Cash-Out Refinance

A cash-out refinance replaces your mortgage with a new mortgage that makes up a greater percentage of your home value. You pay off the original mortgage and keep the additional funds. Your new mortgage will likely extend the amount of time you’ll be paying off your house.

Cash-out refinancing can sometimes be a worthwhile option, especially if the new mortgage agreement comes with a reduced interest rate. Keep in mind that a new 0.5% adverse market refinance fee went into effect on December 1, 2020, so you need to add that to any other fees and costs associated with taking out a new financing agreement. And if you’ve been rejected for a HELOC, the same credit approval factors you were rejected for could make it difficult to get a cash-out refinance, too.

Home Improvement Loans

A home improvement loan is a type of unsecured personal loan. Some lenders may market home improvement loans separately from personal loans and possibly set restrictions on how you use funds (i.e., only for home-related expenses), while others may not set these limits.

Some advantages include that funds may be available faster than going through a HELOC, and you don’t put your home up as collateral. Homeowners with limited equity may have an easier time getting funding through a personal loan than through home financing.

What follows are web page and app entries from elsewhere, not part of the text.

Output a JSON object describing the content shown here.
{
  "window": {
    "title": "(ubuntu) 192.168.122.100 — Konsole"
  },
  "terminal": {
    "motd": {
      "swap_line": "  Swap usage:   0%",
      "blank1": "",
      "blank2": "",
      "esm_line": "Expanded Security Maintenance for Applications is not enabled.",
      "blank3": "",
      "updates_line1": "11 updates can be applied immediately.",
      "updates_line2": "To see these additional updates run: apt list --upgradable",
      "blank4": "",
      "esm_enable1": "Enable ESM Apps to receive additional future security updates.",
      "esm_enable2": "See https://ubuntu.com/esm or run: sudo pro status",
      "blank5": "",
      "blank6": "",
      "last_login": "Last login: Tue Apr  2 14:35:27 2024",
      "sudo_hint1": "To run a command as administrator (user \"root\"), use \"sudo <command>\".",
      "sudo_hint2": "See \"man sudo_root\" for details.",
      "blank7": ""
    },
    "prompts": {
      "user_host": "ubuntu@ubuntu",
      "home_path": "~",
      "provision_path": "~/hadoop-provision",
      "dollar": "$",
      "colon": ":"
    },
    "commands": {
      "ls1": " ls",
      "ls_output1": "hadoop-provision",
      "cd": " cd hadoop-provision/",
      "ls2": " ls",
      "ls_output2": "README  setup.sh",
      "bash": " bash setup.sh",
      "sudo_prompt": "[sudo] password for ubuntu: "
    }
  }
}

Disadvantages include fees and high interest rates. Because the loan amount is unsecured, lenders tend to set higher interest rates, which can range from 6% to 36%. Lenders may also only offer these loans to borrowers with a strong credit history, since there’s no collateral to secure the loan. Before pursuing a home improvement loan, make sure you compare options to look for the most favorable rates available to you, and even consider whether it’s better to hold off on improvements until you can cover them in cash.

Noah Home Value Investment

Noah’s Home Value Investment offers funding in a lump sum, similar to a home equity loan. Noah is able to work with homeowners who are in mortgage forbearance, and a Home Value transaction can close in as little as 15 days, making it a fast and flexible option.

One important advantage of working with Noah is that there may be options for homeowners whose credit wasn’t quite strong enough to meet some lenders’ HELOC requirements. A Home Value Investment doesn't come with monthly payments, which makes it a great option for those who aren't W2 employees or fall shy of a 680 credit score. Instead of making monthly payments, the amount homeowners pay Noah when they exit their contract — up to 10 years from now — the amount you’ll pay Noah is tied to how much your home appreciates.  So unlike HELOCs and home equity loans, most homeowners won’t ever pay us more than the amount of equity they earn.

If you can’t get approved for a HELOC, this can come as an unpleasant shock at first. Fortunately, there’s a lot more to home financing than one option. It’s worth considering which financing partners have the flexibility to look at your entire financial situation instead of over-valuing one variable like credit. You may even discover that other types of home equity financing were a better fit for your needs all along.

Still wondering if Noah is right for you?